### Your assignment
Go through the listing below and gather every line with the word "icon".

=== Section Start ===

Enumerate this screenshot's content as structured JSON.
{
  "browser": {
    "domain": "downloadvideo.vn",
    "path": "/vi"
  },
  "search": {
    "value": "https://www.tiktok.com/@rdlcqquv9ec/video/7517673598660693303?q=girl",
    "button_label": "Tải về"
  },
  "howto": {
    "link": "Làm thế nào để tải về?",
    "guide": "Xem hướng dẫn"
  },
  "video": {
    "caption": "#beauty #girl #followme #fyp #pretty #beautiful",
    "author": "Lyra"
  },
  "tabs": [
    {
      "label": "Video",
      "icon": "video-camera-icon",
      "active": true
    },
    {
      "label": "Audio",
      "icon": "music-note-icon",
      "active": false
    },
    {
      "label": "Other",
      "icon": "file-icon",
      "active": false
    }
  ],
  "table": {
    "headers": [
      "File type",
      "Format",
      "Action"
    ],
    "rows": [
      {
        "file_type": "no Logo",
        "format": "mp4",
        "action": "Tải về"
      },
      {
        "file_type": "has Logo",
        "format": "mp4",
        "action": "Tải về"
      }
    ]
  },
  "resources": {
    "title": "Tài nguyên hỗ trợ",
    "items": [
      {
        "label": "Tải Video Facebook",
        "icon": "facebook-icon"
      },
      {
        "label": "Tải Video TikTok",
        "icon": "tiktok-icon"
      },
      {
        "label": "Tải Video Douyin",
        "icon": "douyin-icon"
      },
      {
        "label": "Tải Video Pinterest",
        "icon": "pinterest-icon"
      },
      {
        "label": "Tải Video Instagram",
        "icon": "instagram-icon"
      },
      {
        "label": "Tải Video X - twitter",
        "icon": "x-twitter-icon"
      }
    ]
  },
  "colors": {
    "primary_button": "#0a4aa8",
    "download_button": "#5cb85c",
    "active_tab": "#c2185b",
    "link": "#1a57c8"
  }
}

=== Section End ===

### Your solution
      "icon": "video-camera-icon",
      "icon": "music-note-icon",
      "icon": "file-icon",
        "icon": "facebook-icon"
        "icon": "tiktok-icon"
        "icon": "douyin-icon"
        "icon": "pinterest-icon"
        "icon": "instagram-icon"
        "icon": "x-twitter-icon"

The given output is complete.